The large company’s approach focuses on helping consumers find the given brand’s products near it in its area. This is done by planting sufficient information and content on the Internet and search sites allowing a consumer to type in their geography and a local search resource will appear showing them which local store carries the given product desired. This works well for durable goods, especially higher cost items that people want to physically see before handing over their credit card number.
In some cases, the large company presence can be quite extensive. It’s not unheard of for a company to develop up to 5,000 different, location-based search pages to help consumers find a product in different cities. While this may seem like a lot of up-front work, planting the information in geo-specific databases can pay dividends later as searches occur again and again. Company divisions just need to be willing to share its regional data instead of being territorial internally. Many companies plant information by zip code to have the best impact on searches. Further, every page follows a standard, uniform look. As a result, whether a person is looking for a laptop in San Francisco or Dallas, the same information will come up, just specific to the locale and with an address where to shop.
As an added feature, a company can make its information generic, allowing it to appear in local searches for items even when the brand name is not used in the query. Doing so provides an added traffic stream that would otherwise be missed relying on a brand name to be entered.
For small and medium businesses that handle dealership distribution for large company brands, the above activity can be a big bonus for their own storefronts. By partnering with such players, most of the marketing effort and content creation is handled by the big player, and the sales and revenue collection remains in the hands of the smaller, local player. It has the potential to be quite lucrative for small businesses where local search happens a lot.

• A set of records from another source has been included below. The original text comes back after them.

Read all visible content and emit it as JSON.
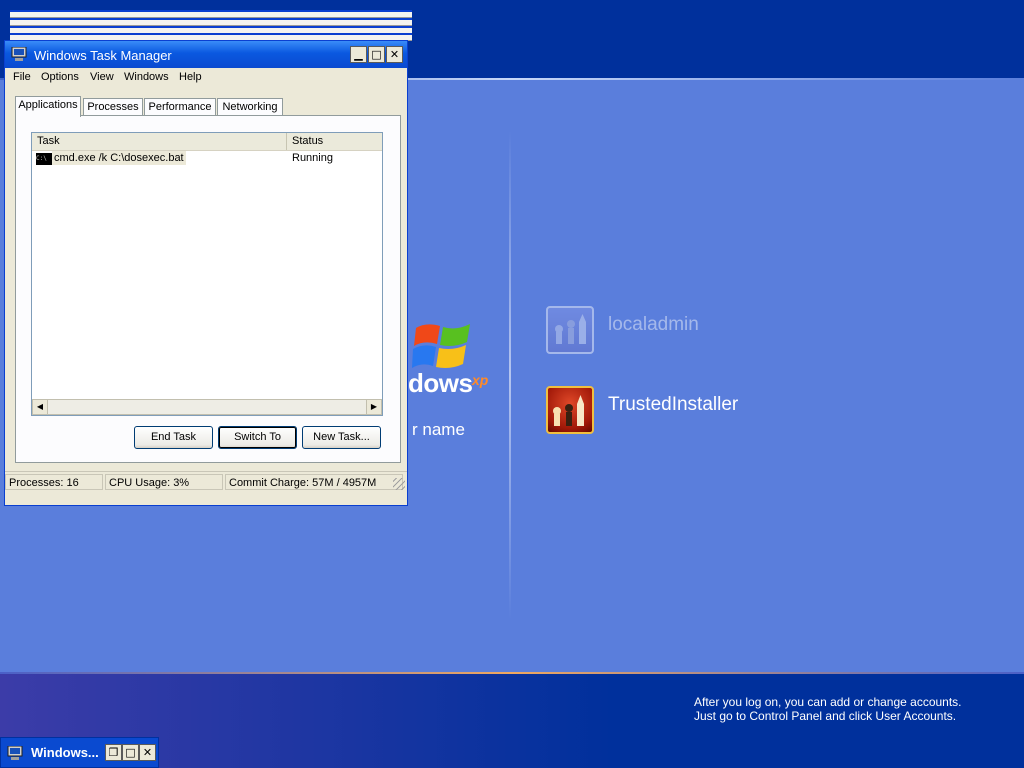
{
  "welcome": {
    "logo_text": "dows",
    "logo_xp": "xp",
    "logo_subtext": "r name",
    "help_line_1": "After you log on, you can add or change accounts.",
    "help_line_2": "Just go to Control Panel and click User Accounts.",
    "users": [
      {
        "name": "localadmin",
        "icon": "chess-pieces-icon"
      },
      {
        "name": "TrustedInstaller",
        "icon": "chess-pieces-icon"
      }
    ]
  },
  "task_manager": {
    "title": "Windows Task Manager",
    "menu": [
      "File",
      "Options",
      "View",
      "Windows",
      "Help"
    ],
    "tabs": [
      "Applications",
      "Processes",
      "Performance",
      "Networking"
    ],
    "active_tab": "Applications",
    "columns": [
      "Task",
      "Status"
    ],
    "rows": [
      {
        "task": "cmd.exe /k C:\\dosexec.bat",
        "status": "Running",
        "icon": "console-icon"
      }
    ],
    "buttons": {
      "end_task": "End Task",
      "switch_to": "Switch To",
      "new_task": "New Task..."
    },
    "status": {
      "processes": "Processes: 16",
      "cpu": "CPU Usage: 3%",
      "commit": "Commit Charge: 57M / 4957M"
    }
  },
  "minimized_window": {
    "title": "Windows..."
  },
  "colors": {
    "titlebar": "#0a4ad0",
    "desktop_blue": "#5a7edc",
    "dark_band": "#00309c"
  }
}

The extra attention to local search further cements the belief that local matters. Big and small, local search is getting more attention. We’re here to help.